Without specialized knowledge, it's genuinely hard to know what to think about PRISM.
On the one hand, it's deeply unsettling to know that an administration that has shown a decided tendency to harass and abuse its critics could even potentially have access to personal information about Americans. It's hard to have any sympathy for President Obama as torrents of criticism from across the political spectrum rain down on him, given his hypocrisy and exploitation of similar issues in his political campaigns.
On the other hand, none of us wants another day like 9/11/01, ever again. It's hard for any of us without special security clearances to know exactly the information to which the government has access -- whether it's metadata or actual data. And it would be tragic if conservatives' legitimate concerns about privacy and government power were simply exploited by those on the left who have long been opposed to using any meaningful methods to combat the threat of Islamofascist terrorism.
Perhaps the crowning irony would be -- as Micky Kaus posited before the emergence of the leaker -- if this were a scandal that ended up helping the President by distracting attention from entirely obvious abuses of power and wrongdoing, like the IRS scandal and Benghazi.

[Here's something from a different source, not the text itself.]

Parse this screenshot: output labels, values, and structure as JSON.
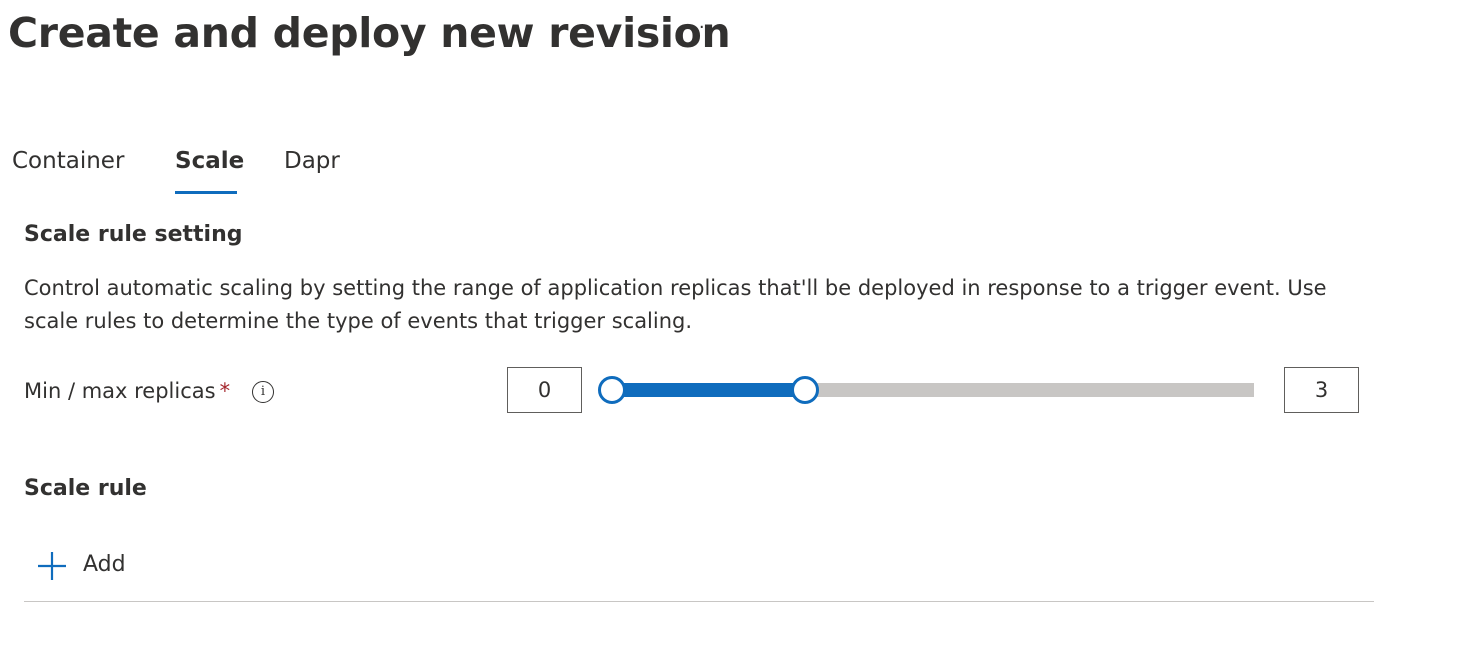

Some caution in evaluating the claims and counterclaims are in order. Let's make sure our quest for security doesn't end up undermining our liberty in profound and irretrievable ways -- but let's also make sure our (absolutely justified) mistrust of the President doesn't lead us to embrace policies that will ultimately result in the needless deaths of innocent Americans.